Last Thursday, the House voted 230-199 (11 Republican members voted with the Democrats)
to remove Ms. Greene from her committee assignments (Education [!] and Budget). The next day, she finally uttered the word “sorry,” but only for “all those things that are wrong and offensive,” without further specification.
But her outrageous imaginings, with the “Rothschild Inc.” lasers (Lazers?) from outer space, “Mossad” and “Zionist supremacists” references (and others about George Soros, who, like “Rothschild,” is, among neo-Nazis and other moral misfits, a stand-in for Jews), are a reminder of how frequently conspiracy theories point to… you know who.
From the ancient Egyptians fearing an Israelite overtaking of their land to the less-ancient Greek orator Apion, who explained how Jews engage in human sacrifice and cannibalism, to the Christian blood libels of the Middle Ages, to the Protocols of the Elders of Zion, which “exposed” the Jewish plot to manipulate governments and dominate the world, to the Nazi canards about Jews, to those popular in some Muslim circles today, Jews have been prime objects of an odious assortment of frightful fantasies.
According to Mark Potok of the Southern Poverty Law Center, “Conspiracy theories are the way weak minds deal with complex situations.” Granted. And by their very nature, conspiracy theories need conspirators. But why the Jews?
Political scientist and historian Dan Cassino says Jews have so often been blamed for all manner of misfortune because “There is a perception of Jews as the Other — a part of society, but still somehow foreign. Couple that with resentment over Jewish success in certain areas of society, and they’ll be blamed for things that are otherwise just ineffable.”

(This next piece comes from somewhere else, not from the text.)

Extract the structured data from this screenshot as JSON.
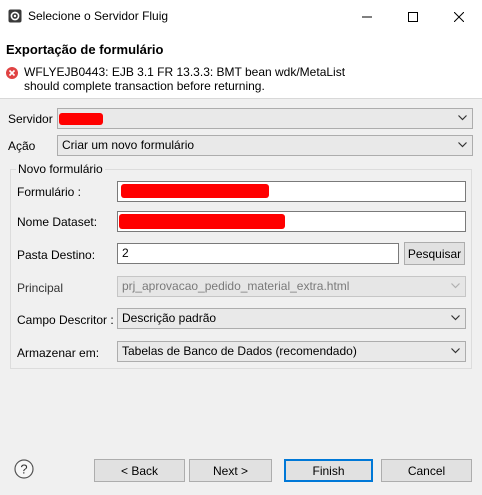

But there are other ethnic and racial and religious groups that also stand apart within larger societies and, while some are disliked and even attacked by bigots, none are characterized as some sort of diabolical cohort bent on destroying all that is good and righteous. Blacks may be hated and Koreans envied by parts of America’s underbelly. But there has never been a “Protocols of the Elders” of Nairobi or Seoul.
No, the vilification suffered by Jews is sui generis, one of a kind, unexplainable by any normative analytical construct. It is rooted in something residing in a realm beyond the reach of social science.
“Rabi Shimon bar Yochai said: ‘It is a halachah well-known that Esav hates Yaakov” (Sifri, Beha’aloscha 69).
Rav Menachem Ziemba, Hy”d, reportedly addressed the odd use of “halachah” in that statement by noting that Rabi Shimon generally perceives ta’ama di’kra, the reason or logic behind things the Torah says. Here, though, said Rav Ziemba, the tanna contends that when it comes to hatred for Jews, there is no logical explanation. It is simply a halachah, a truth, as inexplicable as it is inescapable.
There will, in other words, always be Esavs in the world, and they will always seek, even in the most deranged ways, to vilify the progeny of Yaakov.
© 2021 Ami Magazine